» **Your goal**: Copy out the data word for word. The images are not part of the copy.

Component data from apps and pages
+-------+
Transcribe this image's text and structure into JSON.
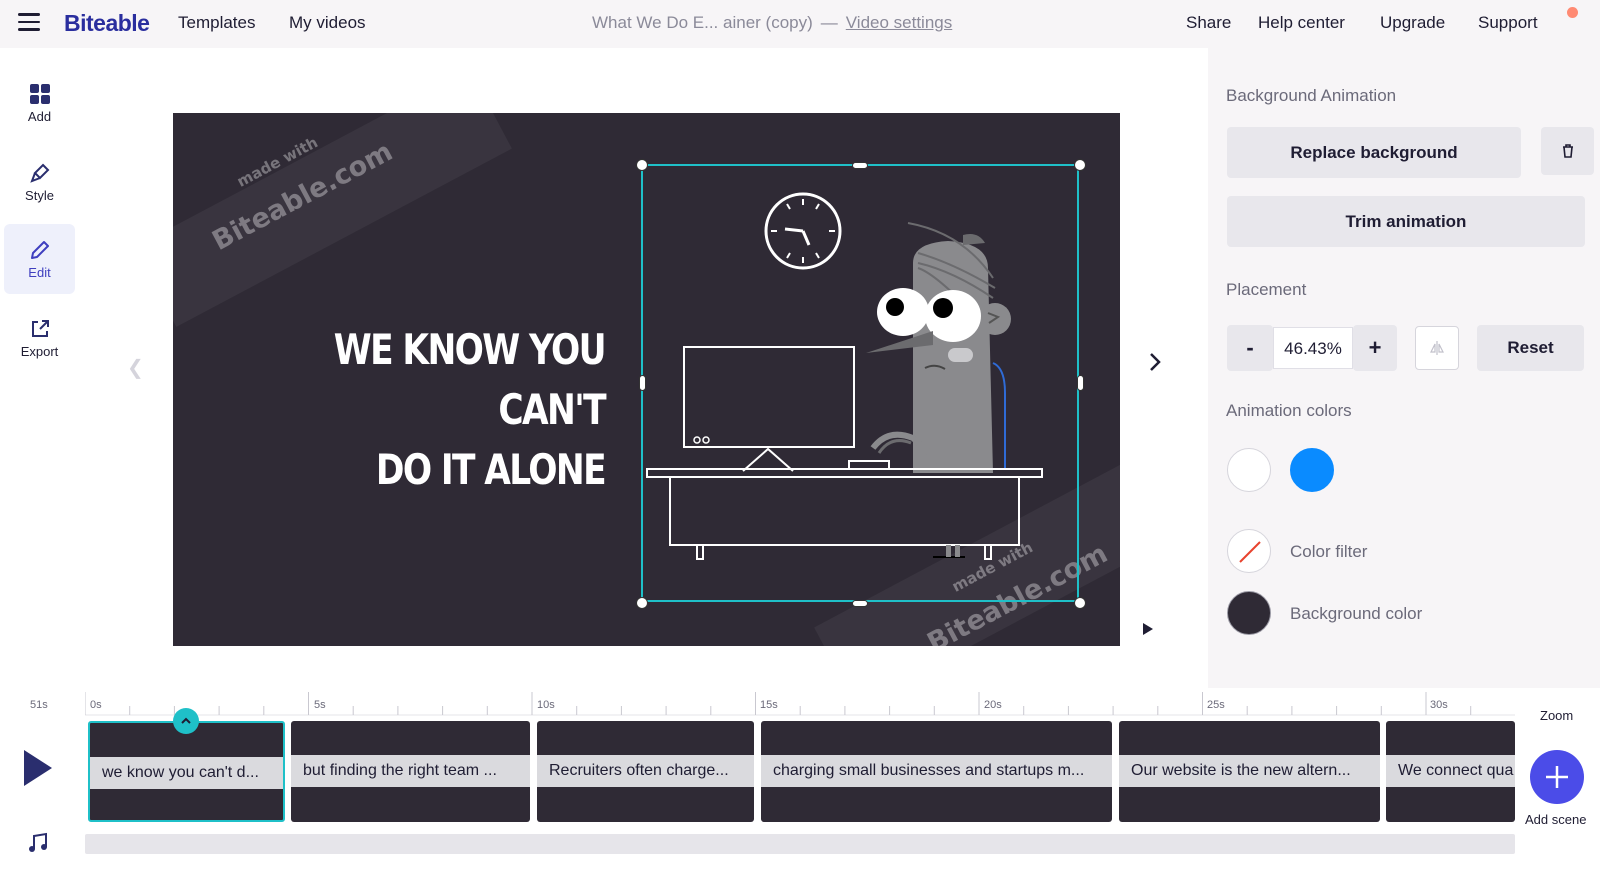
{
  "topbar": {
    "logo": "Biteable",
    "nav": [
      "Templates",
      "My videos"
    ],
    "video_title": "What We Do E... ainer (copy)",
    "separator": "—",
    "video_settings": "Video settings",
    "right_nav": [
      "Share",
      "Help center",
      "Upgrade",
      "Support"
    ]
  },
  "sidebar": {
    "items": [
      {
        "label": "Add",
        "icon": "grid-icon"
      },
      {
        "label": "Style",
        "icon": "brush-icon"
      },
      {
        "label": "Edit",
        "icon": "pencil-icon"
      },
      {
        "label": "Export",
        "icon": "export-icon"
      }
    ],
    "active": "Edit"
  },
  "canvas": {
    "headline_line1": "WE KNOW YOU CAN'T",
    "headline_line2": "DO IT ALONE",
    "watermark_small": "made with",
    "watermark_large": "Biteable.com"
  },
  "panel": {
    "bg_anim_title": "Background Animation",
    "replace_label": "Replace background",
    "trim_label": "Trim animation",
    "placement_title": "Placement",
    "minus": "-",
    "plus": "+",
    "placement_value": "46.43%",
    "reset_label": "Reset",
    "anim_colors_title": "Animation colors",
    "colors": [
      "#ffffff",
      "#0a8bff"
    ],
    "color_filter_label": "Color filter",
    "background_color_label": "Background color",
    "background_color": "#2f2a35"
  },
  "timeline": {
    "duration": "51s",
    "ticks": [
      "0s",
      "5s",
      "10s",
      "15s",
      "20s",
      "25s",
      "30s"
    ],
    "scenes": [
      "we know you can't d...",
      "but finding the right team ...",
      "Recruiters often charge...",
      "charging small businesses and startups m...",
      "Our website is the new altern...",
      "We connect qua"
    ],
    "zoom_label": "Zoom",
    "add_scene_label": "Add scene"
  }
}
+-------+
» **Answer to this exercise**:
Transcribe this image's text and structure into JSON.
{
  "topbar": {
    "logo": "Biteable",
    "nav": [
      "Templates",
      "My videos"
    ],
    "video_title": "What We Do E... ainer (copy)",
    "separator": "—",
    "video_settings": "Video settings",
    "right_nav": [
      "Share",
      "Help center",
      "Upgrade",
      "Support"
    ]
  },
  "sidebar": {
    "items": [
      {
        "label": "Add",
        "icon": "grid-icon"
      },
      {
        "label": "Style",
        "icon": "brush-icon"
      },
      {
        "label": "Edit",
        "icon": "pencil-icon"
      },
      {
        "label": "Export",
        "icon": "export-icon"
      }
    ],
    "active": "Edit"
  },
  "canvas": {
    "headline_line1": "WE KNOW YOU CAN'T",
    "headline_line2": "DO IT ALONE",
    "watermark_small": "made with",
    "watermark_large": "Biteable.com"
  },
  "panel": {
    "bg_anim_title": "Background Animation",
    "replace_label": "Replace background",
    "trim_label": "Trim animation",
    "placement_title": "Placement",
    "minus": "-",
    "plus": "+",
    "placement_value": "46.43%",
    "reset_label": "Reset",
    "anim_colors_title": "Animation colors",
    "colors": [
      "#ffffff",
      "#0a8bff"
    ],
    "color_filter_label": "Color filter",
    "background_color_label": "Background color",
    "background_color": "#2f2a35"
  },
  "timeline": {
    "duration": "51s",
    "ticks": [
      "0s",
      "5s",
      "10s",
      "15s",
      "20s",
      "25s",
      "30s"
    ],
    "scenes": [
      "we know you can't d...",
      "but finding the right team ...",
      "Recruiters often charge...",
      "charging small businesses and startups m...",
      "Our website is the new altern...",
      "We connect qua"
    ],
    "zoom_label": "Zoom",
    "add_scene_label": "Add scene"
  }
}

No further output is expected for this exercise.